Researchers at the Korea Advanced Institute of Science and Technology (KAIST) have developed a promising solid state, thin-film lithium-ion battery that claims the highest energy density ever achieved for a flexible battery. The new design, which showed for the first time that high-performance thin films can be used for flexible batteries, may be commercialized as early as next year.
Lithium-ion batteries are a strong candidate for powering the flexible electronics of the future. A high-performance lithium-ion flexible battery would be a giant step toward fully-fledged flexible electronics systems and would open the door to flexible e-paper, wearable devices, and better piezoelectric systems that harvest energy from mechanical forces.
NEW ATLAS NEEDS YOUR SUPPORT
Upgrade to a Plus subscription today, and read the site without ads.
It's just US$19 a year.UPGRADE NOW
Research is progressing, but seems to have hit an invisible – though very real – performance wall. This is because most designs employ either low-performance flexible organic materials, or polymer binders that take up too much space and decrease the battery's power density. In addition, the cathodes have to be treated at high temperatures to improve performance, but this can't be done effectively on substrates made of flexible polymers.
The new approach developed at KAIST uses high energy density inorganic thin films that can be treated at high temperatures, resulting in the highest-performance flexible lithium-ion batteries yet. "There is no performance difference in energy density, capacity, and cycle life between our flexible battery and bulk batteries," Prof. Keon Jae Lee, who led the research efforts, told Gizmag. "On the contrary, performance is improved by about 10 percent because of the stress release effect."
The batteries are built by sequentially depositing several layers – a current collector, a cathode, an electrolyte, an anode, and a protective layer – on a brittle substrate made of mica. Then, the mica is manually delaminated using adhesive tape, and the battery is enclosed between two polymer sheets to improve mechanical resistance.
Bending the battery affects performance, but not to disastrous levels. With the battery constantly bent at a radius of sixteen millimeters (about the same curvature of a fifty-cent coin) the discharge capacity drops by about seven percent after 100 charge-discharge cycles, compared to a three percent drop when the battery is not bent. Voltage was shown to remain almost constant, dropping by a very modest 0.02 V after the battery was bent and released 20,000 times.
"The technology for commercializing this battery could come in a relatively short time, about a year," says Prof. Lee. But first, the researchers need to find a better, automated way to delaminate the mica substrate – the manual method, involving adhesive tape, is very unpractical and can take up to ten minutes per battery.
"We are investigating a laser lift-off [delamination] process to facilitate mass production of large area flexible lithium-ion batteriesr" says Lee. "Its feasibility is already proven and will be reported in a later paper."
The team is also interested in stacking the structures on top of each other to improve charge density.
A paper describing the battery was recently published on the journal Nano Letters.
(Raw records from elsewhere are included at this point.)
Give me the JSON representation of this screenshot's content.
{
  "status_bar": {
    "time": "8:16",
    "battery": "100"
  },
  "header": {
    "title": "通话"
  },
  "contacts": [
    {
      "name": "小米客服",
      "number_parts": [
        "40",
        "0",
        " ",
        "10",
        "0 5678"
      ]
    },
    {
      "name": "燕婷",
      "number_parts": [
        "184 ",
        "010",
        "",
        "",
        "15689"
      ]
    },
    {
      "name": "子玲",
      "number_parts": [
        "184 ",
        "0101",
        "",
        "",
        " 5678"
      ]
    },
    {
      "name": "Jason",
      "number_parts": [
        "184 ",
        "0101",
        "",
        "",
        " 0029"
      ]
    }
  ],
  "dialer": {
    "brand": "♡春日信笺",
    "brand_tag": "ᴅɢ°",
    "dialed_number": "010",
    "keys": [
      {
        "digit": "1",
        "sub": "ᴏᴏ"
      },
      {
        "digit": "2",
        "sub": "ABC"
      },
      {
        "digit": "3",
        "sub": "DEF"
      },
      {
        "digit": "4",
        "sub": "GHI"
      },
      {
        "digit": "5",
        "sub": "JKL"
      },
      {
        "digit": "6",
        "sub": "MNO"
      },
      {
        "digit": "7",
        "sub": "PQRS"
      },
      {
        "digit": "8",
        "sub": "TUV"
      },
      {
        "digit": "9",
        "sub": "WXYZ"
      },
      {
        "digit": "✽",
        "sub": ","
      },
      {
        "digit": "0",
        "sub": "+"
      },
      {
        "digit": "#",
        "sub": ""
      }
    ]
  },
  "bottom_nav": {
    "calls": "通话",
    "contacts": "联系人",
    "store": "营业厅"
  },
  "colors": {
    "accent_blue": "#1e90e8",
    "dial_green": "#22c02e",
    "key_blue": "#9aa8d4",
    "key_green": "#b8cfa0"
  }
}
The video below illustrates the voltage performance of the batteries under mechanical stress.